We all do it, tell lies. On average of two a day. But why is that anyway?
Believing or not, almost everyone knows the Biblical commandment, “Thou shalt not lie.” Yet few people adhere to it. On average, we tell a lie twice a day. But what exactly is lying and why do we do it?
“Lying is making sure that someone else has the wrong image, while you secretly know that it is not right,” says Sophie van der Zee, lie researcher at Erasmus University in Rotterdam. With the BBC she made the documentary “A week of living truthfully” in which test subjects had to be honest for a week. The participants had difficulty with it.
Lies for goodness’ sake
Lies come in different shapes and sizes. We tell stories that are entirely made up: the fabrication lies. We also like to exaggerate events or situations: the exaggeration lies. And then there are the white groins, lies for goodness’ sake.

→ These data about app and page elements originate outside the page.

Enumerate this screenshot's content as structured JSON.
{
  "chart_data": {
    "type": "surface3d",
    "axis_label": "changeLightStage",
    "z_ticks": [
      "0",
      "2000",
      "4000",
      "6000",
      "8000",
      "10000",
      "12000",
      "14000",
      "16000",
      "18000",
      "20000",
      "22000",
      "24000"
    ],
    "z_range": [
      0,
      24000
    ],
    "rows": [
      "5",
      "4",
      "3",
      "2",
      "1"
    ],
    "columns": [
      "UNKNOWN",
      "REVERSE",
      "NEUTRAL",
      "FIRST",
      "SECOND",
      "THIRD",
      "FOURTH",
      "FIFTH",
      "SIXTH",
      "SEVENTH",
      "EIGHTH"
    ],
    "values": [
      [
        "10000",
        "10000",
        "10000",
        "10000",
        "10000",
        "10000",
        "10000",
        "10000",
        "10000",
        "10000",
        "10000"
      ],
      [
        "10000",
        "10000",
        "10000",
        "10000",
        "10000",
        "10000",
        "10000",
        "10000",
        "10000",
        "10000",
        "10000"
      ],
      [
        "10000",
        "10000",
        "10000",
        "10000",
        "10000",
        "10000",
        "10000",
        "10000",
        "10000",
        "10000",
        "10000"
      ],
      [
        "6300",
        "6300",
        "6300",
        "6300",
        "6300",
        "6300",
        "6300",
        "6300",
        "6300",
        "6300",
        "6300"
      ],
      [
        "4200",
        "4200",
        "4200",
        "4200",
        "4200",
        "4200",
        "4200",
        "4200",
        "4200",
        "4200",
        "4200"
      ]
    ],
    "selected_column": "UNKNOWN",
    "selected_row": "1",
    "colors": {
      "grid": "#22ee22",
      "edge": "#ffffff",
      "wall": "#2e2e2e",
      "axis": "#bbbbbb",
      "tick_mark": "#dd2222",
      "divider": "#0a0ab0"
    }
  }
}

You can also lie by not saying anything. This way you can consciously withhold information, the so-called concealment lie. “You don’t tell something on purpose, and you know that this gives the other a distorted view of reality. That is also lying,” says Van der Zee.
Men vs. women
But why do we do it? According to Van der Zee, men and women lie for different reasons. “Men often tell selfish lies. They lie to pretend to be better than they really are or to get out of something. Women tell more social lies. They lie more often for someone else than for themselves, for example, not to hurt someone or to be liked. Also, the lies are often about immaterial matters.”
Adolescents lie most of all, says Van der Zee. “The highlight is around college. That is a time when it is important to impress others. After that, it gets less and less. Older people don’t lie that much anymore.”
One of the most told lies is ‘I am on my way’ or ‘I am coming’. According to Van der Zee, little is usually right. “It actually means: I’m just doing something else.”
Recognize a liar
As good as we are at lying, so bad are we at recognizing lies. It is often said that when telling a lie liars look away or scratch their chin nervously. According to Van der Zee, that is nonsense. She is investigating how to identify a lair. She does this with the help of language analysis and a technique that records the movements of someone who is lying.
Is lying bad? Van der Zee: “Not entirely. Research shows that a little lying has its advantages. A lie on your dating profile or resume can make you score a more excellent partner or better job. But if you fall through the basket, you often have a problem.”